───── EXERCISE DATA ─────
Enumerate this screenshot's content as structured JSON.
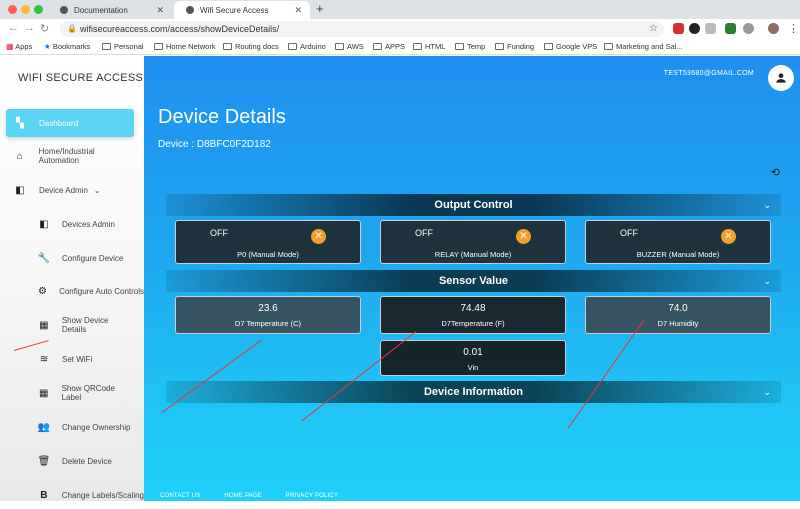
{
  "browser": {
    "tabs": [
      {
        "title": "Documentation"
      },
      {
        "title": "Wifi Secure Access"
      }
    ],
    "url": "wifisecureaccess.com/access/showDeviceDetails/",
    "bookmarks": [
      "Apps",
      "Bookmarks",
      "Personal",
      "Home Network",
      "Routing docs",
      "Arduino",
      "AWS",
      "APPS",
      "HTML",
      "Temp",
      "Funding",
      "Google VPS",
      "Marketing and Sal..."
    ]
  },
  "sidebar": {
    "brand": "WIFI SECURE ACCESS",
    "items": [
      {
        "label": "Dashboard",
        "icon": "dashboard-icon"
      },
      {
        "label": "Home/Industrial Automation",
        "icon": "factory-icon"
      },
      {
        "label": "Device Admin",
        "icon": "device-admin-icon"
      },
      {
        "label": "Devices Admin",
        "icon": "devices-admin-icon"
      },
      {
        "label": "Configure Device",
        "icon": "wrench-icon"
      },
      {
        "label": "Configure Auto Controls",
        "icon": "gear-icon"
      },
      {
        "label": "Show Device Details",
        "icon": "grid-icon"
      },
      {
        "label": "Set WiFi",
        "icon": "wifi-icon"
      },
      {
        "label": "Show QRCode Label",
        "icon": "qrcode-icon"
      },
      {
        "label": "Change Ownership",
        "icon": "people-icon"
      },
      {
        "label": "Delete Device",
        "icon": "trash-icon"
      },
      {
        "label": "Change Labels/Scaling",
        "icon": "bold-b-icon"
      }
    ]
  },
  "header": {
    "email": "TEST53680@GMAIL.COM"
  },
  "page": {
    "title": "Device Details",
    "device": "Device : D8BFC0F2D182"
  },
  "output_control": {
    "title": "Output Control",
    "cards": [
      {
        "state": "OFF",
        "label": "P0 (Manual Mode)"
      },
      {
        "state": "OFF",
        "label": "RELAY (Manual Mode)"
      },
      {
        "state": "OFF",
        "label": "BUZZER (Manual Mode)"
      }
    ]
  },
  "sensor_value": {
    "title": "Sensor Value",
    "cards": [
      {
        "value": "23.6",
        "label": "D7 Temperature (C)"
      },
      {
        "value": "74.48",
        "label": "D7Temperature (F)"
      },
      {
        "value": "74.0",
        "label": "D7 Humidity"
      },
      {
        "value": "0.01",
        "label": "Vin"
      }
    ]
  },
  "device_information": {
    "title": "Device Information"
  },
  "footer": {
    "links": [
      "CONTACT US",
      "HOME PAGE",
      "PRIVACY POLICY"
    ]
  },
  "colors": {
    "accent": "#5bd3f3",
    "close_button": "#f2a02a",
    "annotation_arrow": "#e53935"
  }
}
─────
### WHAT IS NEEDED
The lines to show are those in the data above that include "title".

### WRITTEN RESPONSE
        "title": "Documentation"
        "title": "Wifi Secure Access"
    "title": "Device Details",
    "title": "Output Control",
    "title": "Sensor Value",
    "title": "Device Information"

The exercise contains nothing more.